------ DATASET ------
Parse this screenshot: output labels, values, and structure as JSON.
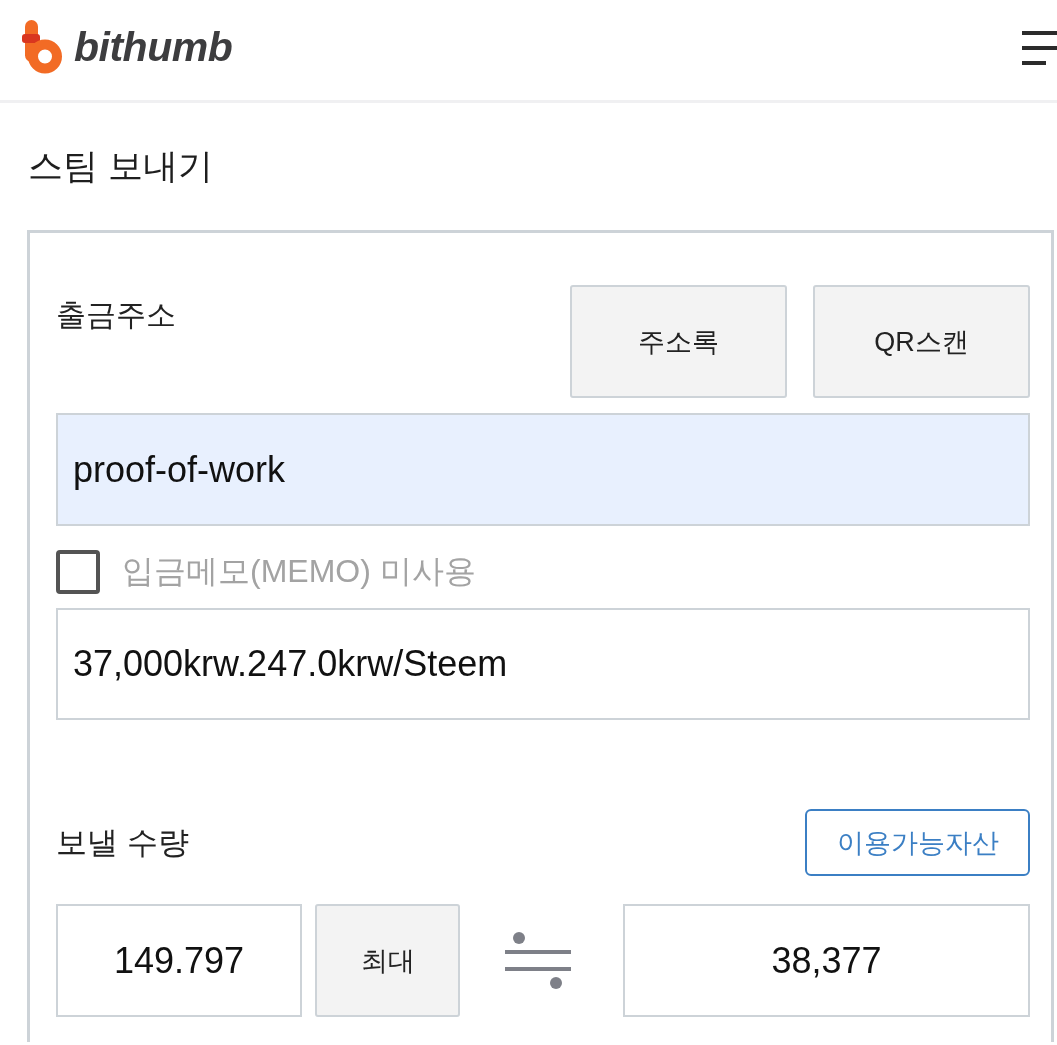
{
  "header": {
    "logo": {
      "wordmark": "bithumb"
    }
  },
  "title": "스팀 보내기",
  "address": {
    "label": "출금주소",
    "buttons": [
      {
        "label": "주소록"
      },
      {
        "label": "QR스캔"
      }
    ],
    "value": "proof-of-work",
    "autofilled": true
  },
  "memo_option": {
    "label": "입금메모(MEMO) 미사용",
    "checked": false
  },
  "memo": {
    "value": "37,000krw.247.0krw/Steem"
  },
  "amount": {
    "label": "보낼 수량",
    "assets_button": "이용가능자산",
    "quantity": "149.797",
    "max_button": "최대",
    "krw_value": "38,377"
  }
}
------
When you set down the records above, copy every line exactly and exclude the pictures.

Parse this screenshot: output labels, values, and structure as JSON.
{
  "header": {
    "logo": {
      "wordmark": "bithumb"
    }
  },
  "title": "스팀 보내기",
  "address": {
    "label": "출금주소",
    "buttons": [
      {
        "label": "주소록"
      },
      {
        "label": "QR스캔"
      }
    ],
    "value": "proof-of-work",
    "autofilled": true
  },
  "memo_option": {
    "label": "입금메모(MEMO) 미사용",
    "checked": false
  },
  "memo": {
    "value": "37,000krw.247.0krw/Steem"
  },
  "amount": {
    "label": "보낼 수량",
    "assets_button": "이용가능자산",
    "quantity": "149.797",
    "max_button": "최대",
    "krw_value": "38,377"
  }
}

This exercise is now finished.